- [RECORDS FOR THE EXERCISE]:
━━━━━━━━━━━━━━━━━━━━━━━━━━━━━━

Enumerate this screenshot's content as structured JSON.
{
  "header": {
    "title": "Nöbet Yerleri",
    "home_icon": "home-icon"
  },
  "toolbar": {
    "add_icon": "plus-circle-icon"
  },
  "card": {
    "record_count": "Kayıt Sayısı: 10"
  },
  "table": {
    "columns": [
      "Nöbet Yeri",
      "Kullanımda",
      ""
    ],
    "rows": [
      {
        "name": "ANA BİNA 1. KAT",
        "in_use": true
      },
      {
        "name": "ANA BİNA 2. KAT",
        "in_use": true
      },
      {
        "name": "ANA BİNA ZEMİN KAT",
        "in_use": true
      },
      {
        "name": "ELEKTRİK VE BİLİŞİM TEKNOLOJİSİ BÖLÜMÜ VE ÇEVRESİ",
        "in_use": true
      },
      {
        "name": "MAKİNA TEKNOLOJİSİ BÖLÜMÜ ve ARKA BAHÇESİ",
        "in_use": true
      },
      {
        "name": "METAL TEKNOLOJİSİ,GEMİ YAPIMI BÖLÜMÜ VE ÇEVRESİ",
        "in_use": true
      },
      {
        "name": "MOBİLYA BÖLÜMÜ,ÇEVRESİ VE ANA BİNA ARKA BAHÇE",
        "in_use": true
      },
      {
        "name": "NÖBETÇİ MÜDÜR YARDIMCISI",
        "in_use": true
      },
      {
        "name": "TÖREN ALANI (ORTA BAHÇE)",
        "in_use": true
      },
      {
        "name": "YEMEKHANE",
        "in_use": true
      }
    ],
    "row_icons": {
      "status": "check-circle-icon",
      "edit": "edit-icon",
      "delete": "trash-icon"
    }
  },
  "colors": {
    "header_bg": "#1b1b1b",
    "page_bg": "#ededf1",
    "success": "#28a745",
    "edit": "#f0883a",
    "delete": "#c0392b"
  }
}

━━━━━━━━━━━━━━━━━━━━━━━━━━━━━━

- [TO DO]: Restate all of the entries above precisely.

- [ANSWER TO THE PROBLEM]:
Enumerate this screenshot's content as structured JSON.
{
  "header": {
    "title": "Nöbet Yerleri",
    "home_icon": "home-icon"
  },
  "toolbar": {
    "add_icon": "plus-circle-icon"
  },
  "card": {
    "record_count": "Kayıt Sayısı: 10"
  },
  "table": {
    "columns": [
      "Nöbet Yeri",
      "Kullanımda",
      ""
    ],
    "rows": [
      {
        "name": "ANA BİNA 1. KAT",
        "in_use": true
      },
      {
        "name": "ANA BİNA 2. KAT",
        "in_use": true
      },
      {
        "name": "ANA BİNA ZEMİN KAT",
        "in_use": true
      },
      {
        "name": "ELEKTRİK VE BİLİŞİM TEKNOLOJİSİ BÖLÜMÜ VE ÇEVRESİ",
        "in_use": true
      },
      {
        "name": "MAKİNA TEKNOLOJİSİ BÖLÜMÜ ve ARKA BAHÇESİ",
        "in_use": true
      },
      {
        "name": "METAL TEKNOLOJİSİ,GEMİ YAPIMI BÖLÜMÜ VE ÇEVRESİ",
        "in_use": true
      },
      {
        "name": "MOBİLYA BÖLÜMÜ,ÇEVRESİ VE ANA BİNA ARKA BAHÇE",
        "in_use": true
      },
      {
        "name": "NÖBETÇİ MÜDÜR YARDIMCISI",
        "in_use": true
      },
      {
        "name": "TÖREN ALANI (ORTA BAHÇE)",
        "in_use": true
      },
      {
        "name": "YEMEKHANE",
        "in_use": true
      }
    ],
    "row_icons": {
      "status": "check-circle-icon",
      "edit": "edit-icon",
      "delete": "trash-icon"
    }
  },
  "colors": {
    "header_bg": "#1b1b1b",
    "page_bg": "#ededf1",
    "success": "#28a745",
    "edit": "#f0883a",
    "delete": "#c0392b"
  }
}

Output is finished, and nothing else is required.